Microsoft officials say hackers linked to the Russian intelligence service, SVR, appear to have launched another supply chain attack — this time on a company that allowed the intruders to slip into the computer networks of a roster of human rights groups and think tanks.
Microsoft said it discovered the breach this week and believes it began with hackers breaking into an email marketing company called Constant Contact, which provides services to, among others, the United States Agency for International Development.
Once they had broken in, the hackers sent out emails that looked like they came from USAID. Those emails contained links, and when the recipients clicked on them, quietly loaded malware into their systems, allowing the hackers full access.

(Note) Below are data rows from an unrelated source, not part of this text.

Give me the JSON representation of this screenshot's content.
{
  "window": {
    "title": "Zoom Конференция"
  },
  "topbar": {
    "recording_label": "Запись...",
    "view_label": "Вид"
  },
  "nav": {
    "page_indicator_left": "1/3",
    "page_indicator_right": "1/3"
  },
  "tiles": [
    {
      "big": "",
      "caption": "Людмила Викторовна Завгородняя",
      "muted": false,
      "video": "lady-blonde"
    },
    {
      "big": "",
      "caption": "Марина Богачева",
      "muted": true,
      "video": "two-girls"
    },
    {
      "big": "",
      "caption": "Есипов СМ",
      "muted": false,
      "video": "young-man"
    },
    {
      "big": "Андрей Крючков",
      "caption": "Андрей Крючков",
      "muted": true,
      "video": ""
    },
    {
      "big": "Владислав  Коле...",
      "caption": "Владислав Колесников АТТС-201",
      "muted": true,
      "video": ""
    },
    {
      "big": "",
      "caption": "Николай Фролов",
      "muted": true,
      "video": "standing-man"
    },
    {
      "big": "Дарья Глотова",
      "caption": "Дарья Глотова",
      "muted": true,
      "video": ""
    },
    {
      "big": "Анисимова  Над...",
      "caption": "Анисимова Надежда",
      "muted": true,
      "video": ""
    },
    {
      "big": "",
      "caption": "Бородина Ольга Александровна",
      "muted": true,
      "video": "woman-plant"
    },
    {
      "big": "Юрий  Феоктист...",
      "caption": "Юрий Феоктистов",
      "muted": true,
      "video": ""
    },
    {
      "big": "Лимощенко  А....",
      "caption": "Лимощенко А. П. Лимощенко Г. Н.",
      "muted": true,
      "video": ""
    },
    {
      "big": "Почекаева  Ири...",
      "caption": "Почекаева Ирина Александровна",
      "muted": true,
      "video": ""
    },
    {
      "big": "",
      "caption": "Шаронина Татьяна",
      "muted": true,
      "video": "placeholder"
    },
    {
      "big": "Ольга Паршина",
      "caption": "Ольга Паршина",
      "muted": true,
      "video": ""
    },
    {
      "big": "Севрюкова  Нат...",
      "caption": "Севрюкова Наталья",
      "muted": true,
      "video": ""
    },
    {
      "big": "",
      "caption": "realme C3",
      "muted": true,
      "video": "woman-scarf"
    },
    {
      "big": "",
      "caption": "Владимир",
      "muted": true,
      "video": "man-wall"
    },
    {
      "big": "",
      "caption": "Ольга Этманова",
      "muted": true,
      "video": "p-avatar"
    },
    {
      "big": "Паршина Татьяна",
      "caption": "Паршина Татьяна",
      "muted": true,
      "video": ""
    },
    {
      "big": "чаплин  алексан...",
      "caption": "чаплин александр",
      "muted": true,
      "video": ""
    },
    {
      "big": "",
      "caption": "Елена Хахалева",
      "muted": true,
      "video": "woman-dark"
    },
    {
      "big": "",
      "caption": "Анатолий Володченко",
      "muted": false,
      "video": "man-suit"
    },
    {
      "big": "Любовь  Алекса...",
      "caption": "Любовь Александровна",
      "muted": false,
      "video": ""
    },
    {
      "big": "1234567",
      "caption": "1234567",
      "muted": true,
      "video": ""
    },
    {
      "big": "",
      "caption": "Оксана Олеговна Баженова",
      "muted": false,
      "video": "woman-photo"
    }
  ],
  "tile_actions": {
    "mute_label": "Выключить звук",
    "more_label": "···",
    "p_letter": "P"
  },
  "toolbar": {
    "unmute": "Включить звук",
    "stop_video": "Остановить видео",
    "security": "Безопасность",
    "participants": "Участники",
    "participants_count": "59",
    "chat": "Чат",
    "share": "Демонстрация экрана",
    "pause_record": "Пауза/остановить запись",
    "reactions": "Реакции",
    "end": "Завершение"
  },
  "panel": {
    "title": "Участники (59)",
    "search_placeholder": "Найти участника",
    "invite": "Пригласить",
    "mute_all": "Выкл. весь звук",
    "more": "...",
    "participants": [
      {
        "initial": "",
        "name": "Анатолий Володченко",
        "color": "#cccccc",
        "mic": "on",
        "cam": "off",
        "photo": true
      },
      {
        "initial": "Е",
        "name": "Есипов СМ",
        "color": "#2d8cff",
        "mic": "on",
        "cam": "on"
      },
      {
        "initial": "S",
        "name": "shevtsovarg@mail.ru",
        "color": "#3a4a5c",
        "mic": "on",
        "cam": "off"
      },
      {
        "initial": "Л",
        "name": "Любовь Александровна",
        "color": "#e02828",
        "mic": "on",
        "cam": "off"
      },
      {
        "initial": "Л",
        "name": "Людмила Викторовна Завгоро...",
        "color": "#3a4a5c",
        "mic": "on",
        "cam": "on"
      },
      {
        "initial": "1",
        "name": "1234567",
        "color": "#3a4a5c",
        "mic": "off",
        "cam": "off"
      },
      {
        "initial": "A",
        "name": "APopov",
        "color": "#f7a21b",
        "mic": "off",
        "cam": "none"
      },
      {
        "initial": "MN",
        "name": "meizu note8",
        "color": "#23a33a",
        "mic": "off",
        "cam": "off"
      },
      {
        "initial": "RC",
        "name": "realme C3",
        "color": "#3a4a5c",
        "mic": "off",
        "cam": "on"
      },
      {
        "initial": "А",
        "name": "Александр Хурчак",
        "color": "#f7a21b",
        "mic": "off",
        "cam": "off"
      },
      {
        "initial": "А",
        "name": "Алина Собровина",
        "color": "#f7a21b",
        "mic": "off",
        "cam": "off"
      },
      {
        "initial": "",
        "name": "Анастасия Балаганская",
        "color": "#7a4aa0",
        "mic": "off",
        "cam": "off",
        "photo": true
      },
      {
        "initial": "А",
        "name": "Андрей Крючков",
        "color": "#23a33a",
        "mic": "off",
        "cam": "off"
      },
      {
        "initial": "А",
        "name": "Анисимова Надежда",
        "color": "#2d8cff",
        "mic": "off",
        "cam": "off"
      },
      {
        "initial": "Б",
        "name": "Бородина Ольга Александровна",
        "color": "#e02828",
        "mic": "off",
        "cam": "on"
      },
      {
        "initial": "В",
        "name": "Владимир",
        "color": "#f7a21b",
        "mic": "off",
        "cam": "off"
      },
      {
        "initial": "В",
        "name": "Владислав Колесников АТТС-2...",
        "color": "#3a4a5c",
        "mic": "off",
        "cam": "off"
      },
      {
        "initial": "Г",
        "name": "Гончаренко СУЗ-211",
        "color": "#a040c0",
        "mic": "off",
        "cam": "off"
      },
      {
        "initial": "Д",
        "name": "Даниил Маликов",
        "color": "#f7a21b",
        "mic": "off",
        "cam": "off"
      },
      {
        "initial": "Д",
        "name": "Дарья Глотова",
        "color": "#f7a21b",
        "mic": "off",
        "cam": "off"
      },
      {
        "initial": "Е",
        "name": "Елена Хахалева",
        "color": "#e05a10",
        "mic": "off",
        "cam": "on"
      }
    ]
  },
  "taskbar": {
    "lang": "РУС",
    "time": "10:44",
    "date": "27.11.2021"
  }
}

They could read emails, steal information and even plant additional malware for use later.
Tom Burt, vice president of customer security and trust at Microsoft, told NPR in an interview that the hackers appeared to be learning as they went along, customizing their malware packages depending on the target. “Even before the malware gets installed,” he said, “they’re doing some things to help them understand the environment that they are going to try to install the malware into, so they can pick the right malware package.”
The reason that’s important is because it is yet another indication that a nation-state actor is involved. As a general matter, common cyber criminals don’t target these kinds of institutions or tailor their malware in this way. Microsoft said about 150 organizations may have fallen prey to the hack, with some 3,000 possible compromised accounts, though they think the number will probably end up much lower than that.
The latest attack follows the discovery earlier this year of a sweeping supply chain hack against a Texas software company called SolarWinds. In that case, hackers linked to the SVR are thought to have slipped into the company’s development…